You will also have to determine how advanced your content will be on the topic. This one depends on your target audience. So if you’re targeting marketing professionals, your content under your pre-determined content themes should be advanced. If, on the other hand, your target audience are first-time business owners who have little experience in marketing, then you’d opt for beginner’s content. You can also opt for intermediate content.
Once you have your content ideas, you can organize them based on content type using project management software such as Trello. Add as many cards as necessary. In the end, you should have something like this:
If you’re working with multiple writers, you can also include the name of the person assigned to each article on each card.
There are other non-traditional ways you can brainstorm content ideas. If you’re alone, you can use Hubspot’s Content Brainstorming Key, for example.
Under that method, you just drag the X in each category (target audience, content structure, and content medium), depending on your preference. You then develop as many content ideas as you can with that specific target audience, content structure, and content medium in mind. Include the names of people assigned to each article once you’ve made your pick of which content to publish.
The Content Brainstorming Key is a great strategy because it allows you to visualize possible content ideas. When you run out of ideas, you can just drag the X somewhere else and change your focus.
4. Set Your Publication Schedule
Now that you have your content ideas set a publication schedule. Find out the best time to post content. According to Coschedule, Tuesdays are great for posting on your blogs. If your content goals include social shares, each social media platform will have an optimal publication time.
According to Sprout Social, here are the best days to post on each platform:
- Facebook: Wednesday
- Instagram: Wednesday
- Twitter: Wednesday and Friday
- LinkedIn: Wednesday and Thursday
Plan your publication schedule around that data, and include it in your content calendar. Once you create a schedule, stick to it. You wouldn’t want to overhaul your entire publication strategy just because you missed a deadline.
5. Review Your Results

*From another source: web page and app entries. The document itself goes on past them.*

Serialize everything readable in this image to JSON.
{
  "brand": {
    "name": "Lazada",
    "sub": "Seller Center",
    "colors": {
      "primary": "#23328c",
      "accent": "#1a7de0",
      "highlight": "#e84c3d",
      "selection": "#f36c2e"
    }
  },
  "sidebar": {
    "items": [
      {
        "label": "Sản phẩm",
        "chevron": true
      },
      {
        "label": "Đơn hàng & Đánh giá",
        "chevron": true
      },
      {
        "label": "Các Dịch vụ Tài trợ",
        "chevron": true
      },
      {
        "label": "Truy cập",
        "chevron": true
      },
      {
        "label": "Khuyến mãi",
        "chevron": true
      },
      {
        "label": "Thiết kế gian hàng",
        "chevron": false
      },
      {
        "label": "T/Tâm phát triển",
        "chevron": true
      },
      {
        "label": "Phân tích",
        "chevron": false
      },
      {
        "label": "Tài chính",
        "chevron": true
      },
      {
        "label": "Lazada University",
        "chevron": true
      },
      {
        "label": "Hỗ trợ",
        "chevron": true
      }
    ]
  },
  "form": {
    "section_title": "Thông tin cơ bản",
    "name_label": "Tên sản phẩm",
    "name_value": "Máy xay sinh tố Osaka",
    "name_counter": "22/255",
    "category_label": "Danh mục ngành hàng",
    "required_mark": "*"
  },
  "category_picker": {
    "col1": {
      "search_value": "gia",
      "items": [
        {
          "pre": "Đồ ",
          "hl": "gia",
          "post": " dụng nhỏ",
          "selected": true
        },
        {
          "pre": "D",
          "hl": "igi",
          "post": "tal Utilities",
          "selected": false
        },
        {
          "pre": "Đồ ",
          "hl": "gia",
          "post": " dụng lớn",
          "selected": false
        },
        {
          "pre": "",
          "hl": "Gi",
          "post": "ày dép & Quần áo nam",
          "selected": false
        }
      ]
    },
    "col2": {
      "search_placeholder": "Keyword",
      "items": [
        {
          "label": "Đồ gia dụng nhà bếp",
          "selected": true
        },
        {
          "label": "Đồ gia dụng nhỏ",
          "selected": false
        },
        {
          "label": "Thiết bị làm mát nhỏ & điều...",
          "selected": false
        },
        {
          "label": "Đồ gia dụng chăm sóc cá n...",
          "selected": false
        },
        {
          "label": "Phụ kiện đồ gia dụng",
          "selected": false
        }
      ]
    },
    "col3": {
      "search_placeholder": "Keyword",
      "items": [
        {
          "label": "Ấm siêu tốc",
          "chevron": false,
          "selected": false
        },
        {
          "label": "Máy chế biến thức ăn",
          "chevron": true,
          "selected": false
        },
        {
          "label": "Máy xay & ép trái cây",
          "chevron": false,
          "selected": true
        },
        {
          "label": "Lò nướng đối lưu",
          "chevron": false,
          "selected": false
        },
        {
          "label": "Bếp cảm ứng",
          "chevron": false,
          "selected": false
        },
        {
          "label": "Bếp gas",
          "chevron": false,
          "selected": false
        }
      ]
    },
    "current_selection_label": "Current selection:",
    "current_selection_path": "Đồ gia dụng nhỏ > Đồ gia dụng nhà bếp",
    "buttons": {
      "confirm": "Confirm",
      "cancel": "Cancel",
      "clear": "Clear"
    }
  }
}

Once you’ve done everything on your content calendar, it’s time to determine whether or not you met the content marketing goals you set out to achieve in the beginning.
If your KPI was X number of page views, did you reach it? If you didn’t, by how much did you miss your target?
Take a look at how each content structure performed, too. Did the infographic get the required views? If it performed better than your blog posts, then you might want to prioritize that in your next content calendar, assuming you have the same goal of increasing page views. Did long-form content get more views than short-form content? Then include more of those the next time around.
You need to check whether your content marketing strategy worked so you’ll know what content is engaging and what isn’t. So the next time you create another calendar, you’ll know what content to include and exclude to meet your content marketing goals.
A content calendar is critical to the success of your content marketing strategy. It can help you plan your content marketing activities. It can also help ensure collaboration among members of your team.
To reap all these benefits, though, you need to create a content calendar based on data. You need to strategize based on your target audience and your KPIs. A content calendar created out of whim just won’t cut it.
Just follow the tips I shared with you in this article. Once you have your data-driven content calendar, make sure to stick to it. The result? Your content marketing strategy will be a success, and your brand will be well on its way to meet its business goals and beat the competition.
Nicholas Rubright is the communications specialist for Writer, an AI writing assistant designed for teams. Nicholas has previously worked to develop content marketing strategies for brands like Webex, Havenly, and Fictiv.
Tags: blogs, content, content calendar, content marketing, google calendar, project management